The very idea seems laughable. How could anybody possibly match the brilliance and longevity of Jerry Rice? How could any receiver possibly match any of the career marks Rice set, especially when it comes to yardage and touchdowns?
The postseason marks are probably safe. Brilliance and longevity are tough enough for one wide receiver to possess, let alone team success on top of that. But are the regular season records Rice possesses as safe as most people think?
There’s no other receiver with a realistic chance to approach Rice’s hallowed numbers (besides maybe Andre Johnson, but even that’s a stretch) other than Randy Moss, who made news yesterday with his tantrum over not getting the Tom Brady treatment during his contract year. Apparently since he’s turning 33, the Patriots would rather let Moss work for his contractual security. Makes sense, because receivers are pretty much done by 33…
Hold on, just for one second. Before we start writing Moss’ professional obituary, check out Rice’s numbers in 1995, when he was 33:
122 receptions, 1,848 yards, 16 TD (1 rushing)

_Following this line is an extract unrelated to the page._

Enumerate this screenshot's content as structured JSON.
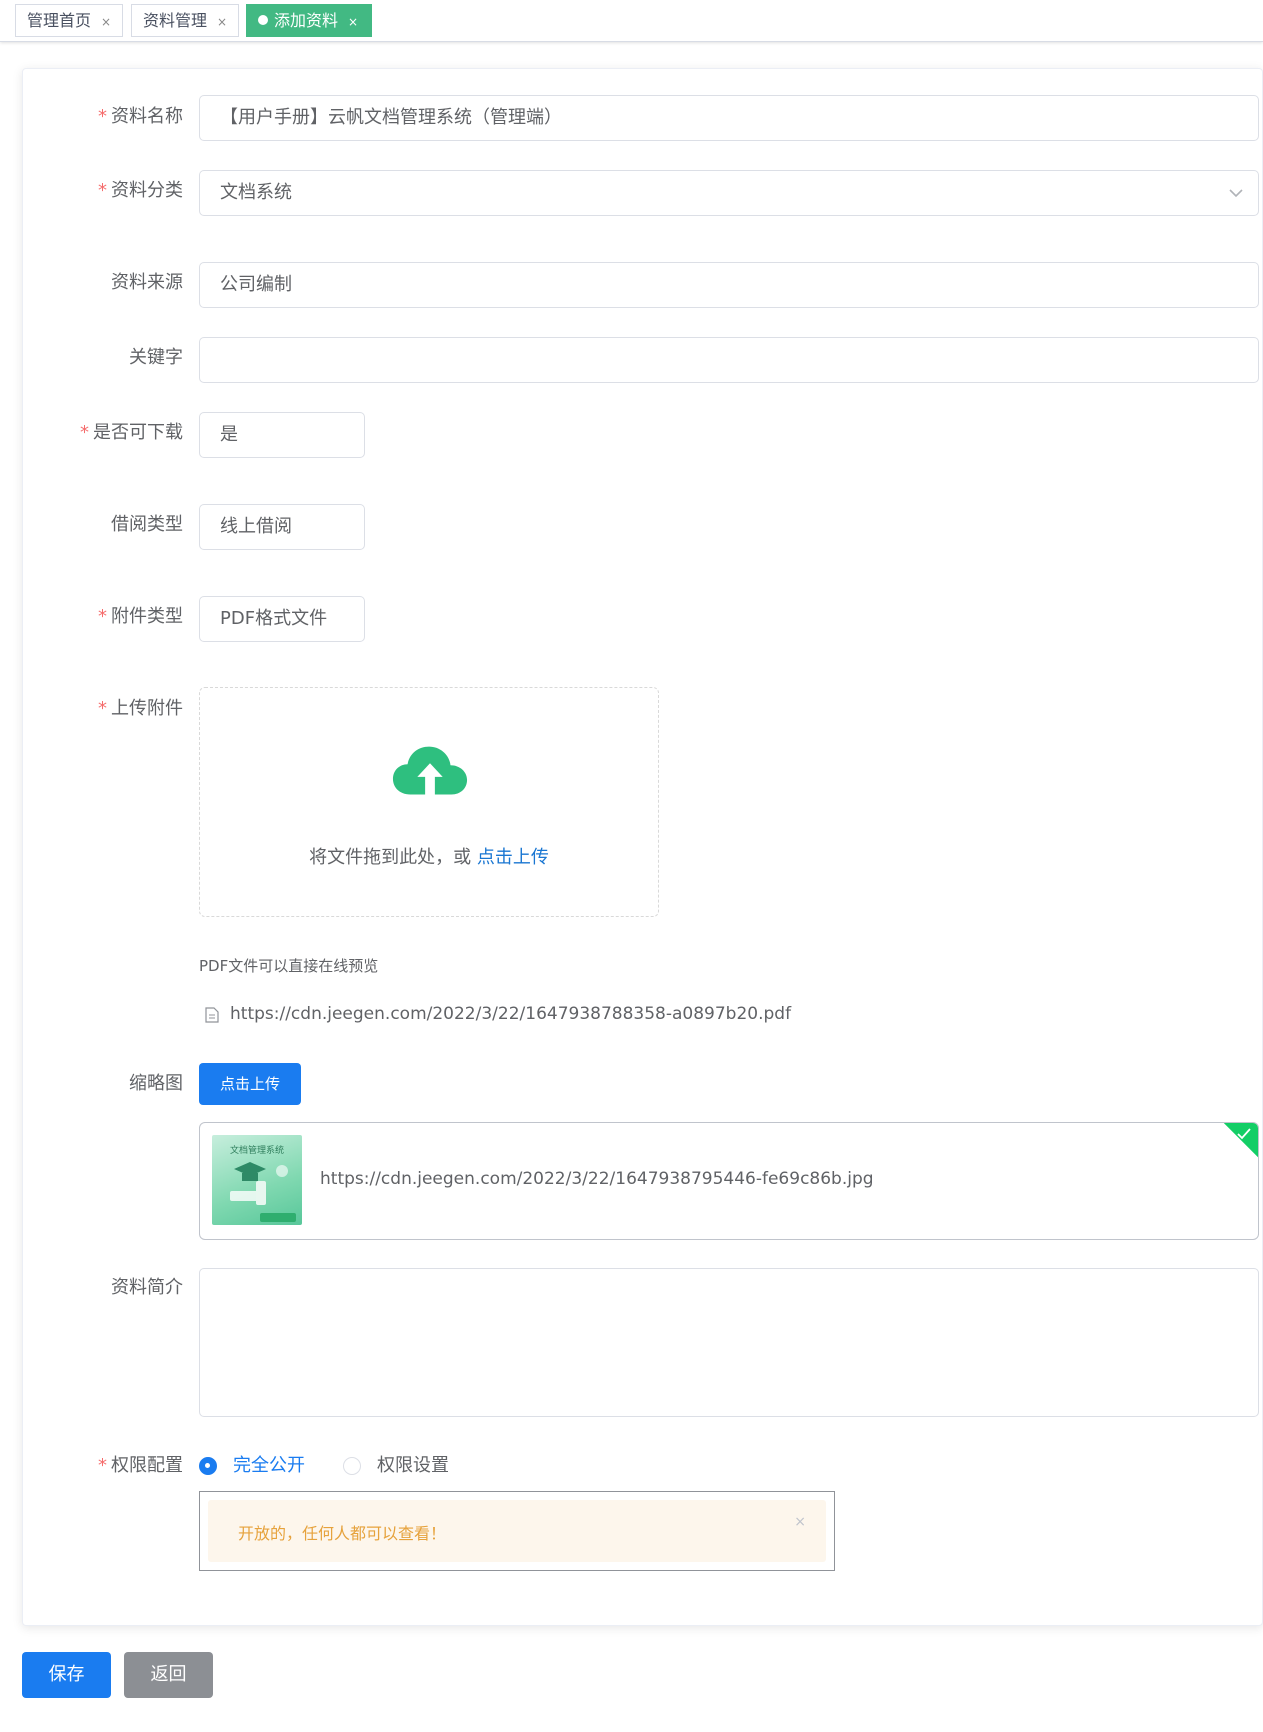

In other words, Rice’s best season in terms of receptions, yards and yards per game.
After 12 NFL seasons, Moss has caught 926 passes, gained 14,465 yards and scored 148 touchdowns (none rushing). Rice started his career as a 23-year-old (2 years older than Moss was during his rookie season), and his first 12 seasons led to 1,050 receptions, 16,377 yards and 164 TD (10 rushing). If you’re more interested in age than experience (which is the reason why Moss has set several “the youngest receiver to…” records), Rice had 920 catches, 13,275 yards and 139 TD (8 rushing) at Moss’ current age.
Here’s where you press the panic button and yell feverishly about rule changes meant to benefit the passing game. But that’s not the point of this post. Nobody’s going ever going to argue that Moss is a more complete player than Rice. Moss wouldn’t catch a pass across the middle if you offered him 20 Bentleys and the contents of Nate Newton’s van. But with those rule changes, and the fact that Moss has never suffered the type of knee injury that Rice did after his 12th season (yet), and there lies the distinct possibility that Moss will someday surpass Rice’s final totals of 1,549 receptions, 22,895 yards and 197 receiving touchdowns. (Rice’s career rushing totals of 645 yards and 10 TD are probably safe, however.)
Just because a receiver’s public persona is more about being sullen and feeling put-upon than climbing hills and catching bricks thrown from his father as a young child doesn’t mean the sullen receiver doesn’t work hard. No, Moss didn’t work all too hard in Oakland, but there aren’t too many rowers in sinking ships whose reaction to water rushing in is to paddle harder. But even if his percentage of routes ran at max-effort doesn’t inspire awe, Moss has always kept himself in shape.
And again, this isn’t about heart, clutch play or legacies. We’re talking strictly numbers here. And in this era, it’s foolish to assume Moss doesn’t have the skills, desire or opportunity to catch 624 passes, gain 8,431 yards or catch 50 touchdowns before he retires — especially if he cares enough about his long-term wealth to prove perceived doubters wrong.
A lot stands in Moss’ way. He doesn’t have the personality that makes one think he’ll take the transition from deep mega-threat to possession receiver well, like Rice did. Or the kind of fan-friendly persona to entice teams to continue giving him paychecks into his 40’s, like Rice. But while Moss may be found distasteful by many, to assume there’s no way he can average 1,000 yards and 7 touchdowns through his 40th birthday is, well, laughable.